SHALIMAR, Fla — Dr. Karen Chapman, Director for the Florida Department of Health in Okaloosa County, this morning told Okaloosa County Commissioners that COVID-19 is spreading here, Okaloosa has only seven days of critical healthcare supplies, and our county could soon become one of the state’s hotspots.
“These are very, very trying times for public health and the medical healthcare system right here in Okaloosa County,” said Chapman via video conference. “While we have only 36 cases, we are straining already with that and with more testing there will be more cases.”
She attended the meeting remotely because she said gathering for the meeting was not safe.
Chapman told commissioners that there is a shortage of critical supplies statewide. Here in Okaloosa, she said we have only a seven-day supply of critical personal protective equipment for healthcare workers and workers in nursing homes.
“We don’t know when our next shipment is coming, she said.
Chapman said she finds it striking that 40 percent of the state’s hospitalizations related to COVID-19 are people aged 20 to 54.
“This is not a cold.
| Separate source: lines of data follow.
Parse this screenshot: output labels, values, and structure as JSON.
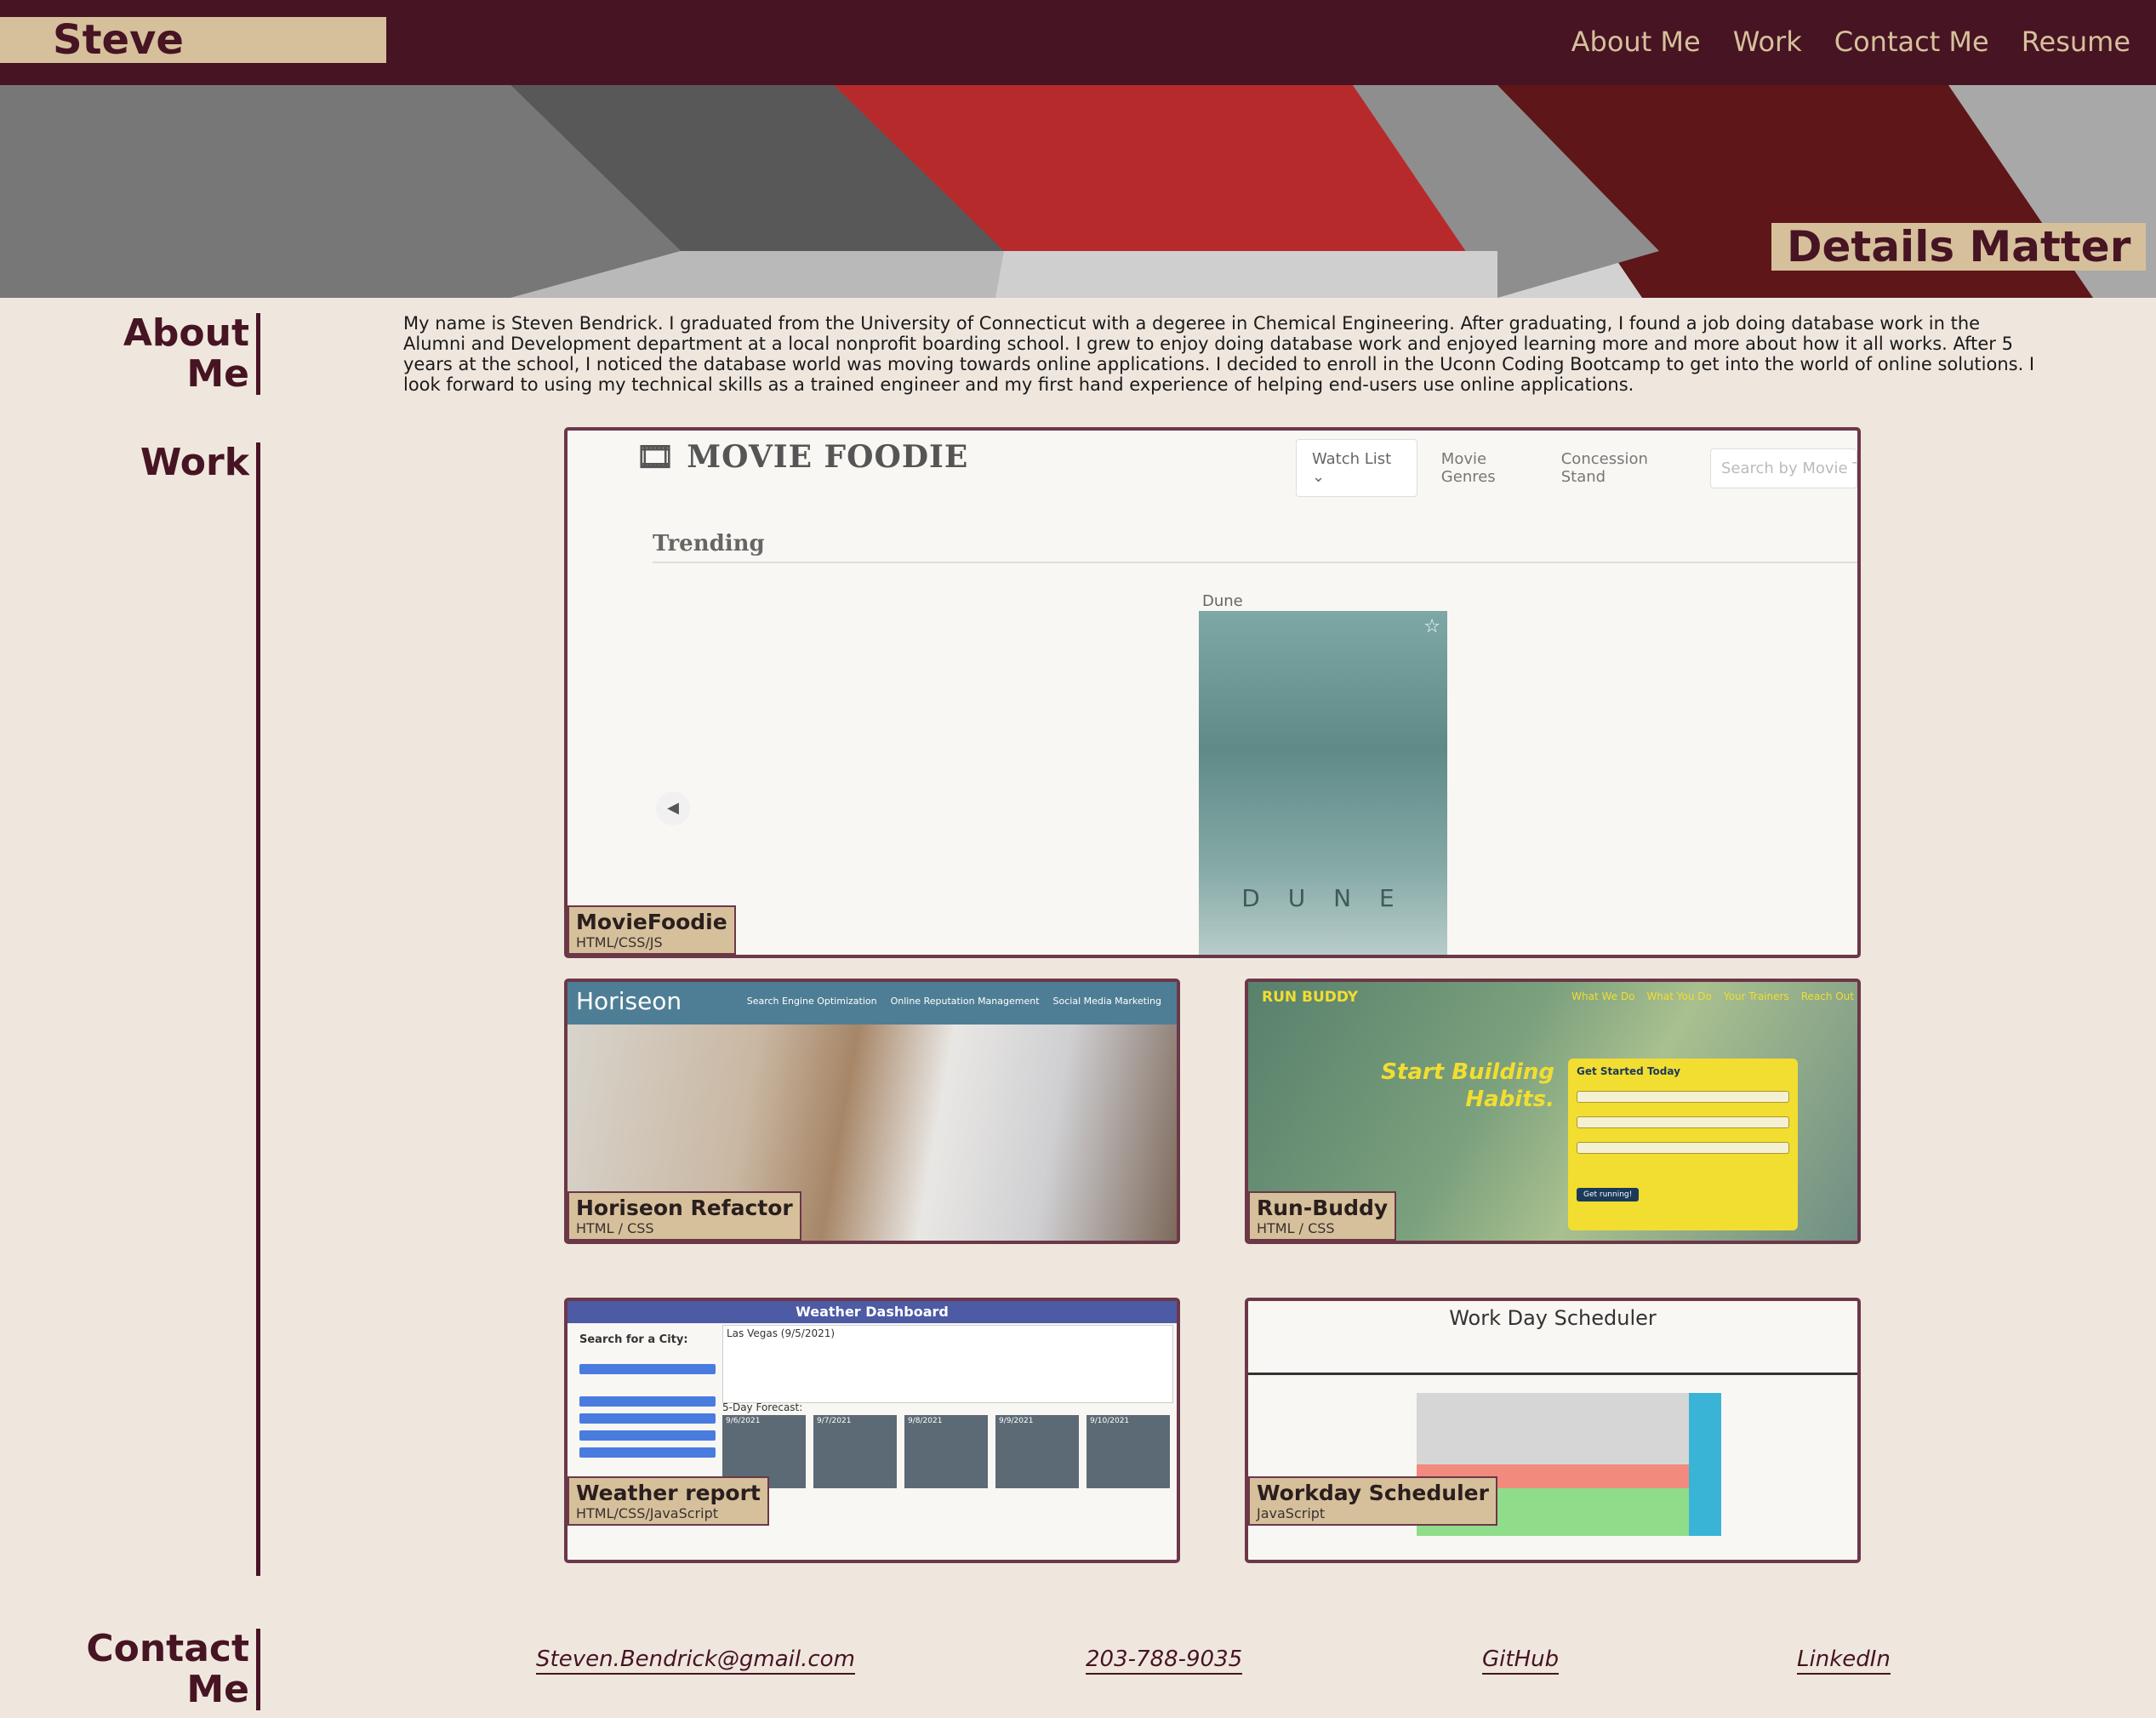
{
  "header": {
    "brand": "Steve Bendrick",
    "nav": [
      "About Me",
      "Work",
      "Contact Me",
      "Resume"
    ]
  },
  "banner": {
    "tagline": "Details Matter"
  },
  "about": {
    "title": "About Me",
    "text": "My name is Steven Bendrick. I graduated from the University of Connecticut with a degeree in Chemical Engineering. After graduating, I found a job doing database work in the Alumni and Development department at a local nonprofit boarding school. I grew to enjoy doing database work and enjoyed learning more and more about how it all works. After 5 years at the school, I noticed the database world was moving towards online applications. I decided to enroll in the Uconn Coding Bootcamp to get into the world of online solutions. I look forward to using my technical skills as a trained engineer and my first hand experience of helping end-users use online applications."
  },
  "work": {
    "title": "Work",
    "projects": [
      {
        "title": "MovieFoodie",
        "tech": "HTML/CSS/JS",
        "shot": {
          "logo": "🎞 MOVIE FOODIE",
          "nav": [
            "Watch List ⌄",
            "Movie Genres",
            "Concession Stand"
          ],
          "search_placeholder": "Search by Movie Title",
          "section": "Trending",
          "movie": "Dune",
          "poster_text": "D U N E"
        }
      },
      {
        "title": "Horiseon Refactor",
        "tech": "HTML / CSS",
        "shot": {
          "logo": "Horiseon",
          "nav": [
            "Search Engine Optimization",
            "Online Reputation Management",
            "Social Media Marketing"
          ]
        }
      },
      {
        "title": "Run-Buddy",
        "tech": "HTML / CSS",
        "shot": {
          "logo": "RUN BUDDY",
          "nav": [
            "What We Do",
            "What You Do",
            "Your Trainers",
            "Reach Out"
          ],
          "headline": "Start Building Habits.",
          "form_title": "Get Started Today",
          "button": "Get running!"
        }
      },
      {
        "title": "Weather report",
        "tech": "HTML/CSS/JavaScript",
        "shot": {
          "title": "Weather Dashboard",
          "search_label": "Search for a City:",
          "city": "Las Vegas (9/5/2021)",
          "forecast_label": "5-Day Forecast:",
          "days": [
            "9/6/2021",
            "9/7/2021",
            "9/8/2021",
            "9/9/2021",
            "9/10/2021"
          ]
        }
      },
      {
        "title": "Workday Scheduler",
        "tech": "JavaScript",
        "shot": {
          "title": "Work Day Scheduler"
        }
      }
    ]
  },
  "contact": {
    "title": "Contact Me",
    "links": [
      "Steven.Bendrick@gmail.com",
      "203-788-9035",
      "GitHub",
      "LinkedIn"
    ]
  },
  "colors": {
    "header_bg": "#471423",
    "accent_tan": "#d6c09b",
    "page_bg": "#efe7de",
    "banner_red": "#b72a2c",
    "banner_maroon": "#5e1619"
  }
}
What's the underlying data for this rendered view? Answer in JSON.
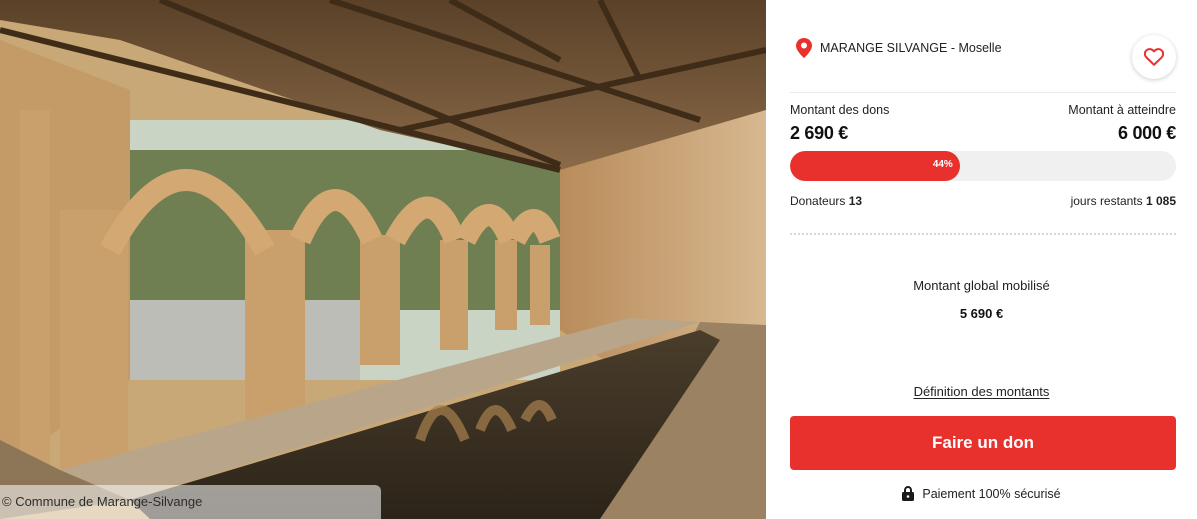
{
  "photo": {
    "alt": "Lavoir de Marange-Silvange",
    "caption": "© Commune de Marange-Silvange"
  },
  "campaign": {
    "location_city": "MARANGE SILVANGE",
    "location_separator": " - ",
    "location_region": "Moselle",
    "donations_label": "Montant des dons",
    "donations_amount": "2 690 €",
    "target_label": "Montant à atteindre",
    "target_amount": "6 000 €",
    "progress_percent": 44,
    "progress_label": "44%",
    "donors_label": "Donateurs",
    "donors_count": "13",
    "days_label": "jours restants",
    "days_count": "1 085",
    "global_label": "Montant global mobilisé",
    "global_amount": "5 690 €",
    "definition_link": "Définition des montants",
    "donate_button": "Faire un don",
    "secure_text": "Paiement 100% sécurisé"
  },
  "icons": {
    "location": "map-pin-icon",
    "favorite": "heart-icon",
    "secure": "lock-icon"
  },
  "colors": {
    "accent": "#e8302d",
    "track": "#f0f0f0"
  }
}
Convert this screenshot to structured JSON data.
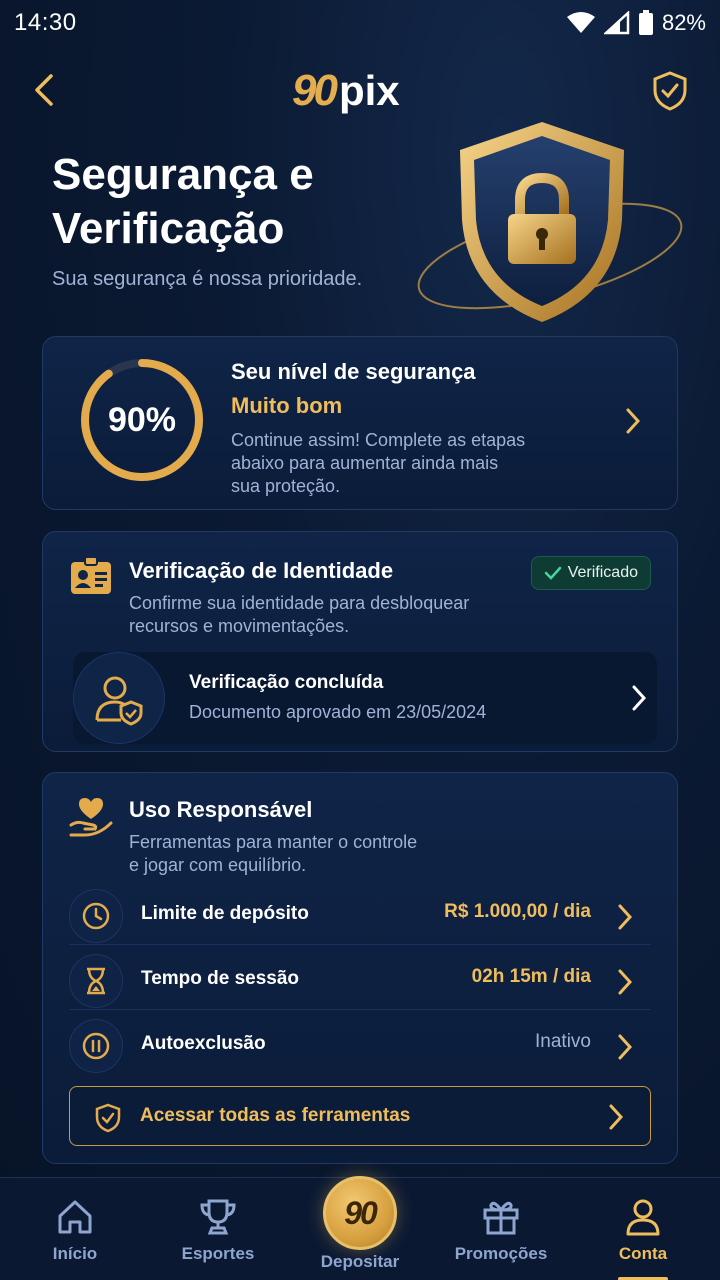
{
  "status_bar": {
    "time": "14:30",
    "battery": "82%"
  },
  "header": {
    "logo_number": "90",
    "logo_text": "pix"
  },
  "hero": {
    "title_line1": "Segurança e",
    "title_line2": "Verificação",
    "subtitle": "Sua segurança é nossa prioridade."
  },
  "security_score": {
    "percent_text": "90%",
    "progress": 0.9,
    "title": "Seu nível de segurança",
    "level": "Muito bom",
    "desc_line1": "Continue assim! Complete as etapas",
    "desc_line2": "abaixo para aumentar ainda mais",
    "desc_line3": "sua proteção."
  },
  "identity": {
    "title": "Verificação de Identidade",
    "desc_line1": "Confirme sua identidade para desbloquear",
    "desc_line2": "recursos e movimentações.",
    "badge": "Verificado",
    "status_title": "Verificação concluída",
    "status_sub": "Documento aprovado em 23/05/2024"
  },
  "responsible": {
    "title": "Uso Responsável",
    "desc_line1": "Ferramentas para manter o controle",
    "desc_line2": "e jogar com equilíbrio.",
    "rows": [
      {
        "label": "Limite de depósito",
        "value": "R$ 1.000,00 / dia",
        "icon": "clock-icon"
      },
      {
        "label": "Tempo de sessão",
        "value": "02h 15m / dia",
        "icon": "hourglass-icon"
      },
      {
        "label": "Autoexclusão",
        "value": "Inativo",
        "icon": "pause-icon"
      }
    ],
    "tools_button": "Acessar todas as ferramentas"
  },
  "bottom_nav": {
    "items": [
      {
        "label": "Início",
        "icon": "home-icon"
      },
      {
        "label": "Esportes",
        "icon": "trophy-icon"
      },
      {
        "label": "Depositar",
        "icon": "deposit-icon"
      },
      {
        "label": "Promoções",
        "icon": "gift-icon"
      },
      {
        "label": "Conta",
        "icon": "user-icon"
      }
    ],
    "active": "Conta",
    "deposit_badge": "90"
  },
  "colors": {
    "accent_gold": "#f0bd5c",
    "background": "#0b1a33",
    "verified_green": "#0f3b35"
  }
}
This is not influenza. We don’t see this level of hospitalization with this age group with something like influenza,” she said.
“Today, you are witnessing what a world looks like when you have an infectious disease for which there is no vaccine and there is no treatment,” said Chapman.
“We don’t have many tools in the toolbox to fight this virus.”
Chapman strongly encouraged people aged 65+ and anyone with a condition compromising their health to only leave their homes to seek medical care, prescriptions and groceries.
She said it is “imperative to protecting life that we continue —and probably enhance—our social distancing efforts and encourage more action by our businesses and citizens to minimize social interaction.”
“At this time, you should view the virus as being everywhere,” Chapman warned county commissioners, adding that it is known that the virus is being spread by people who show no symptoms.
Of Okaloosa’s 33 confirmed cases of residents, Chapman said 48 percent of the cases were contracted here in Okaloosa County. Soon such will be the case for most cases in the county, she said.
“We have progressed to community spread throughout Florida, throughout the entire state.”
Chapman warned commissioners that testing remained inadequate in Florida and Okaloosa.
“We are still critically below in testing in this county and critically behind in our state,” she said.
Making matters worse, test results are slow in coming and there are no labs in Okaloosa County that have the equipment to perform testing on collected samples.
“At this point, there is no other way to put it: We are at war with this virus,” Chapman warned commissioners.
“New York City is a hotspot right now. Miami is a hotspot. But that does not mean that we won’t be one soon,” she warned.
“Hospitals in these places are overrun, resources are limited, and in New York City they are lining up refrigeration trucks to hold bodies of those deceased.”
See the video of Chapman’s report to commissioners here. She begins speaking at 43 minutes into the county’s videocast.